These are some of the comments from Dr. McCann's class in February 2016. Many people who are new to Master Tung's acupuncture always ask, "Where do I start?". Master Tung's acupuncture is a completely different (for the most part) system from the traditional points that were taught in school. Why do people use Tung acupuncture? Because it works! Because patients can feel their pain melt away instantly!

Who is Master Tung and why did he decide to share his family secret with all of us? In this course, Dr. McCann begins the class sharing Tung's family history, the characteristics of Tung's acupuncture, and rules of diagnosis and treatment. The second half of the class is filled with details of secret clinical tips of the top 20 Tung points! If you are new to Tung acupuncture, this is a GREAT course to start with as Dr. McCann holds your hand and walks you through this beautiful journey of the Tung acupuncture system!
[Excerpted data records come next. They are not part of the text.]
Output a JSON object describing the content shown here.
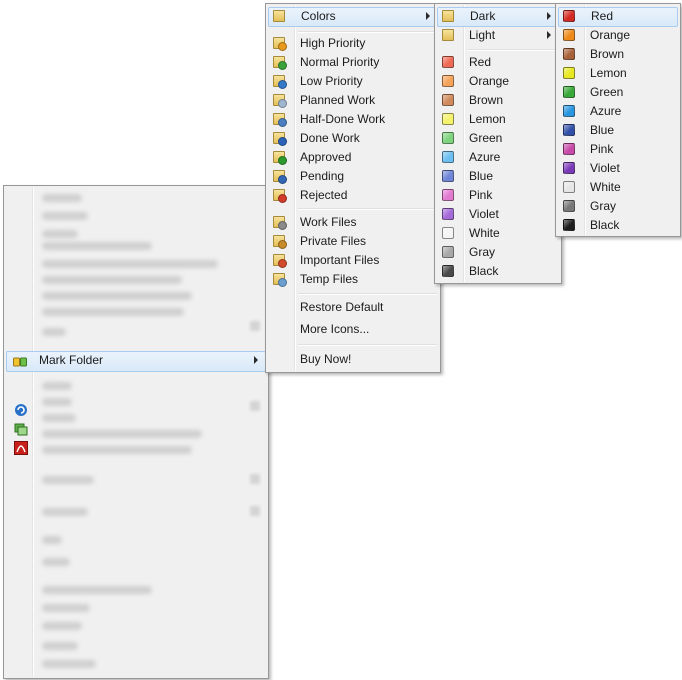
{
  "context_menu": {
    "mark_folder_label": "Mark Folder"
  },
  "main_submenu": {
    "colors_label": "Colors",
    "priority_items": [
      {
        "label": "High Priority",
        "icon": "high-priority-icon",
        "badge": "#e89a1e"
      },
      {
        "label": "Normal Priority",
        "icon": "normal-priority-icon",
        "badge": "#39a23a"
      },
      {
        "label": "Low Priority",
        "icon": "low-priority-icon",
        "badge": "#3478c9"
      },
      {
        "label": "Planned Work",
        "icon": "planned-work-icon",
        "badge": "#9fb6d0"
      },
      {
        "label": "Half-Done Work",
        "icon": "half-done-work-icon",
        "badge": "#4a7fc0"
      },
      {
        "label": "Done Work",
        "icon": "done-work-icon",
        "badge": "#2a63b8"
      },
      {
        "label": "Approved",
        "icon": "approved-icon",
        "badge": "#2d9a2d"
      },
      {
        "label": "Pending",
        "icon": "pending-icon",
        "badge": "#3367b5"
      },
      {
        "label": "Rejected",
        "icon": "rejected-icon",
        "badge": "#d23a2a"
      }
    ],
    "file_items": [
      {
        "label": "Work Files",
        "icon": "work-files-icon",
        "badge": "#8a8a8a"
      },
      {
        "label": "Private Files",
        "icon": "private-files-icon",
        "badge": "#c88b2a"
      },
      {
        "label": "Important Files",
        "icon": "important-files-icon",
        "badge": "#d14a2a"
      },
      {
        "label": "Temp Files",
        "icon": "temp-files-icon",
        "badge": "#6aa0d0"
      }
    ],
    "restore_label": "Restore Default",
    "more_icons_label": "More Icons...",
    "buy_label": "Buy Now!"
  },
  "colors_submenu": {
    "dark_label": "Dark",
    "light_label": "Light",
    "light_colors": [
      {
        "label": "Red",
        "color": "#ef6a55"
      },
      {
        "label": "Orange",
        "color": "#f5a35a"
      },
      {
        "label": "Brown",
        "color": "#d08a5c"
      },
      {
        "label": "Lemon",
        "color": "#f4f26a"
      },
      {
        "label": "Green",
        "color": "#7ed37e"
      },
      {
        "label": "Azure",
        "color": "#6cbff0"
      },
      {
        "label": "Blue",
        "color": "#6f86d8"
      },
      {
        "label": "Pink",
        "color": "#e27ad0"
      },
      {
        "label": "Violet",
        "color": "#a46ad8"
      },
      {
        "label": "White",
        "color": "#f4f4f4"
      },
      {
        "label": "Gray",
        "color": "#a8a8a8"
      },
      {
        "label": "Black",
        "color": "#4a4a4a"
      }
    ]
  },
  "dark_submenu": {
    "colors": [
      {
        "label": "Red",
        "color": "#d42a24"
      },
      {
        "label": "Orange",
        "color": "#ef8a1a"
      },
      {
        "label": "Brown",
        "color": "#a8623a"
      },
      {
        "label": "Lemon",
        "color": "#e8e820"
      },
      {
        "label": "Green",
        "color": "#38a838"
      },
      {
        "label": "Azure",
        "color": "#2a96e0"
      },
      {
        "label": "Blue",
        "color": "#3250a8"
      },
      {
        "label": "Pink",
        "color": "#c84aa8"
      },
      {
        "label": "Violet",
        "color": "#7a3ab8"
      },
      {
        "label": "White",
        "color": "#e6e6e6"
      },
      {
        "label": "Gray",
        "color": "#787878"
      },
      {
        "label": "Black",
        "color": "#1e1e1e"
      }
    ]
  }
}
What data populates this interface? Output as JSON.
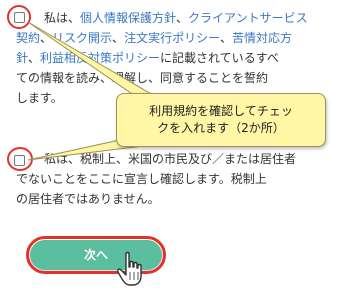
{
  "agreement1": {
    "prefix": "私は、",
    "link1": "個人情報保護方針",
    "sep1": "、",
    "link2": "クライアントサービス",
    "link2b": "契約",
    "sep2": "、",
    "link3": "リスク開示",
    "sep3": "、",
    "link4": "注文実行ポリシー",
    "sep4": "、",
    "link5": "苦情対応方",
    "link5b": "針",
    "sep5": "、",
    "link6": "利益相反対策ポリシー",
    "suffix1": "に記載されているすべ",
    "line4": "ての情報を読み、理解し、同意することを誓約",
    "line5": "します。"
  },
  "agreement2": {
    "line1": "私は、税制上、米国の市民及び／または居住者",
    "line2": "でないことをここに宣言し確認します。税制上",
    "line3": "の居住者ではありません。"
  },
  "callout": {
    "line1": "利用規約を確認してチェッ",
    "line2": "クを入れます（2か所）"
  },
  "next_button": {
    "label": "次へ"
  },
  "colors": {
    "link": "#3a78c3",
    "highlight_ring": "#e0332a",
    "button": "#5bbf9f",
    "callout_bg": "#fff6a6"
  }
}
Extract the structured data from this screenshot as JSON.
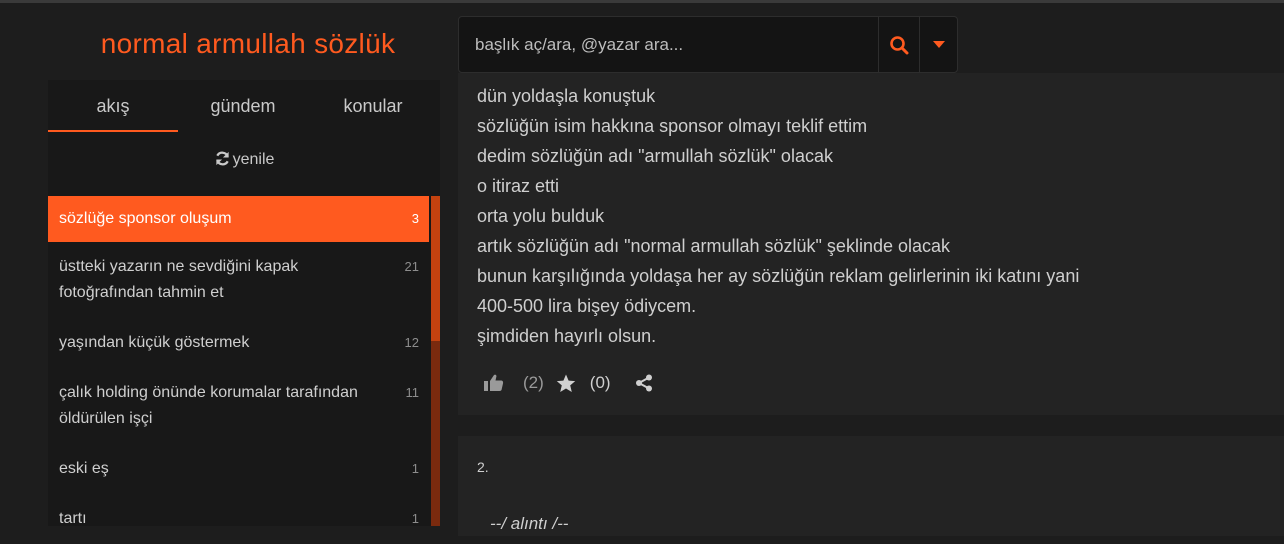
{
  "logo": {
    "text": "normal armullah sözlük"
  },
  "search": {
    "placeholder": "başlık aç/ara, @yazar ara...",
    "value": "",
    "button_icon": "search-icon",
    "menu_icon": "caret-down-icon"
  },
  "tabs": [
    {
      "label": "akış",
      "active": true
    },
    {
      "label": "gündem",
      "active": false
    },
    {
      "label": "konular",
      "active": false
    }
  ],
  "refresh": {
    "label": "yenile",
    "icon": "refresh-icon"
  },
  "topics": [
    {
      "title": "sözlüğe sponsor oluşum",
      "count": "3",
      "active": true
    },
    {
      "title": "üstteki yazarın ne sevdiğini kapak fotoğrafından tahmin et",
      "count": "21",
      "active": false
    },
    {
      "title": "yaşından küçük göstermek",
      "count": "12",
      "active": false
    },
    {
      "title": "çalık holding önünde korumalar tarafından öldürülen işçi",
      "count": "11",
      "active": false
    },
    {
      "title": "eski eş",
      "count": "1",
      "active": false
    },
    {
      "title": "tartı",
      "count": "1",
      "active": false
    }
  ],
  "entry": {
    "text": "dün yoldaşla konuştuk\nsözlüğün isim hakkına sponsor olmayı teklif ettim\ndedim sözlüğün adı \"armullah sözlük\" olacak\no itiraz etti\norta yolu bulduk\nartık sözlüğün adı \"normal armullah sözlük\" şeklinde olacak\nbunun karşılığında yoldaşa her ay sözlüğün reklam gelirlerinin iki katını yani\n400-500 lira bişey ödiycem.\nşimdiden hayırlı olsun.",
    "like_count": "(2)",
    "fav_count": "(0)",
    "icons": {
      "like": "thumbs-up-icon",
      "favorite": "star-icon",
      "share": "share-icon"
    }
  },
  "entry2": {
    "number": "2.",
    "quote_partial": "--/ alıntı /--"
  },
  "colors": {
    "accent": "#ff5a1f",
    "background": "#1d1d1d",
    "card": "#232323",
    "panel": "#181818"
  }
}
Master Tung's Acupuncture: Case Studies with Brad with Dr. Brad Whisnant

Master Tung's Acupuncture: Case Studies with Brad with Dr. Brad Whisnant

Dr. Brad Whisnant is one of the most popular Master Tung's instructor today and it's easy to see why! He's clear, thorough, and will take time to answer your questions. It also helps that he's treated thousands of patients using Tung acupuncture and has seen some amazing results! Thanks to Brad and his generosity of sharing his knowledge, he brings his next lesson in a two-day case study course in which Dr. Whisnant takes you as a virtual intern to teach and show you not just how to use Master Tung’s points but also how to do so in a very practical, clear way. This is the golden opportunity to learn directly from Dr. Whisnant: the next best thing to shadowing him in his clinic!

To purchase the class and start learning right away, click here to get started with Part I and click here for Part II.

Annual Gold Pass Member? Find the videos in your "My Active Courses" to begin your complimentary viewing.

~Donna Chow, L.Ac.

Syndicate content